The outbreak of the War of 1812 brought a renewal of the threat from the Northwestern Indians, who had kept Kentucky in a constant state of apprehension during Shelby's governorship (1792–96). With an overwhelming demand for Shelby's return to office, he was elected by popular vote in August 1812. As governor Shelby cooperated wholeheartedly with the national government in the prosecution of the war. In 1813 he personally raised, organized, and led four thousand Kentucky volunteers to join the army under the command of General William Henry Harrison in the Northwest in an invasion of Canada. This invasion culminated in the decisive defeat of the British and their Indian allies in the Battle of the Thames (5 Oct. 1813).

In 1816 Shelby again retired from the governorship. The following year President James Monroe asked him to be the secretary of war, but he declined on the basis of age. In 1818 Shelby performed his last public service when he went with Andrew Jackson to arrange a treaty with the Chickasaw Indians by which they ceded to the United States their lands west of the Tennessee River. Shelby served as president of the first Kentucky Agricultural Society, organized at Lexington in 1818. He was chairman of the first board of trustees of Centre College, founded at Danville in 1819.

On 19 Apr. 1783 he married, at Boonesboro, Susannah Hart, the second daughter of Captain Nathaniel Hart, one of the earliest settlers of Kentucky. By her he had eleven children. Shelby's daughter Sarah married Ephraim McDowell, the surgeon who at Danville on Christmas Day 1809 performed the first successful ovariotomy.

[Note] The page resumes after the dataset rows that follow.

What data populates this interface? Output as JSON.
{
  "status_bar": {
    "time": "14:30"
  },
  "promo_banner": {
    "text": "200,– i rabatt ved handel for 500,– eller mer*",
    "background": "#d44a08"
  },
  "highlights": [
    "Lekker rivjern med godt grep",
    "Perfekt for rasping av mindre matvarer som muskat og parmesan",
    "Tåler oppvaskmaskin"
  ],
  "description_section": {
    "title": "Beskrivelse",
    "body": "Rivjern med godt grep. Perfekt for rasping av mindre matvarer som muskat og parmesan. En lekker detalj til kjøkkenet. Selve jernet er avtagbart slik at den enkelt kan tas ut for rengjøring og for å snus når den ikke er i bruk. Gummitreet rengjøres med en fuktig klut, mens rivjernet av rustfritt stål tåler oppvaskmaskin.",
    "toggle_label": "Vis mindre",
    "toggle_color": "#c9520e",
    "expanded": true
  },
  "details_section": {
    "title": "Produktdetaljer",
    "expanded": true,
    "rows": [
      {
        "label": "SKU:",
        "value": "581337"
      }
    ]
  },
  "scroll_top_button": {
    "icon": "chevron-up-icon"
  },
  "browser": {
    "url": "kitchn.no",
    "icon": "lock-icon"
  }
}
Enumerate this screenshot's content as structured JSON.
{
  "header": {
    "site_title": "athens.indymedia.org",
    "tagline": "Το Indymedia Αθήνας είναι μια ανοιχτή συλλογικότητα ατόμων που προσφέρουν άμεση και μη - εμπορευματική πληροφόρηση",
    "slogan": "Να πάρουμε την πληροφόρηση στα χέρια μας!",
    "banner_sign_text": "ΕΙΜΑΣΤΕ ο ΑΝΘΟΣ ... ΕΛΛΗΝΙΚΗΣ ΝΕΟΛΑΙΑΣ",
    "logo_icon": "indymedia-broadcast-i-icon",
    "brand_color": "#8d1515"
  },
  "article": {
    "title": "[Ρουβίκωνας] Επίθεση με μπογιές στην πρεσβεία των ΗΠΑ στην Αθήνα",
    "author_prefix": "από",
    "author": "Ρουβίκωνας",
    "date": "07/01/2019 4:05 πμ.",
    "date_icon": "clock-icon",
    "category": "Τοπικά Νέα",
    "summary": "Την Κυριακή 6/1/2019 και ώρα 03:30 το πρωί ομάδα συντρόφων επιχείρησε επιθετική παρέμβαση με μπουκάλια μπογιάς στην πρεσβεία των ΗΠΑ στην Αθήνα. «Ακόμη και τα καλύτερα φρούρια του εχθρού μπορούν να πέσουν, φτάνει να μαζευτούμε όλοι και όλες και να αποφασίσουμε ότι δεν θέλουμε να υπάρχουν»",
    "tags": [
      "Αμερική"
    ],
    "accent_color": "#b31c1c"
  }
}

Shelby was a large man, six feet tall, sturdy, and well proportioned, with strongly marked features and a florid complexion. He could endure long hours of work, physical hardship, and great fatigue. Dignified and impressive in bearing, he was nevertheless affable and winning. A good soldier and able politician, he possessed great executive ability. In 1820 he suffered a paralytic stroke that deprived him of the use of his right arm and lamed him in his right leg. However, his mind remained clear until his death of apoplexy six and a half years later. He was buried on his estate, Traveler's Rest, in Lincoln County. The Commonwealth of Kentucky erected a monument over his grave in 1827. In 1952, 126 years after his death, Kentucky accepted the Shelby family cemetery at Traveler's Rest as a state shrine. Counties and towns in nine states are named in Shelby's honor.


John R. Alden, The American Revolution, 1775–1783 (1954).

Paul W. Beasley, "The Life and Times of Isaac Shelby, 1750–1826" (dissertation, University of Kentucky, 1968).

F. F. Beirne, The War of 1812 (1944).

Thomas D. Clark, A History of Kentucky (1954).

Harry L. Coles, The War of 1812 (1965).

Lyman C. Draper, King's Mountain and Its Heroes (1881, 1971).

G. W. Griffin, Memoirs of Colonel Charles S. Todd (1873).

Glenn Tucker, Poltroons and Patriots, 2 vols. (1954).

Christopher Ward, The War of the Revolution, vol. 2 (1952).

Sylvia Wrobel and George Grider, Isaac Shelby: Kentucky's First Governor and Hero of Three Wars (1974).

Additional Resources:

Van West, Carroll. "Isaac Shelby." 2009. The Tennessee Encyclopedia of History and Culture 2.0 (accessed July 24, 2013).

Isaac Shelby papers, 1765-1911 (1F62M-590). Special Collections, University of Kentucky. (accessed July 24, 2013).

Harrison, Lowell H. "Shelby, Isaac." The Kentucky Encyclopedia. Lexington: University Press of Kentucky. 1992. 815-816. (accessed July 24, 2013).

Henderson, Archibald. "Isaac Shelby: revolutionary patriot and border hero." The North Carolina Booklet 16, no. 3 (January 1917). (accessed July 24, 2013).

"Isaac Shelby Cemetery." Kentucky State Parks. Kentucky Department of Parks. (accessed July 24, 2013).

Image Credits:

Durand, A.B., engraver. "Isaac Shelby." The narrative of Colonel David Fanning, (a Tory in the Revolutionary War with Great Britain;) giving an account of his adventures in North Carolina, from 1775 to 1783, as written by himself. Richmond, Va., Printed for private distribution only, in the first year of the independnence [sic] of the Confederate States of America. 1861. 80.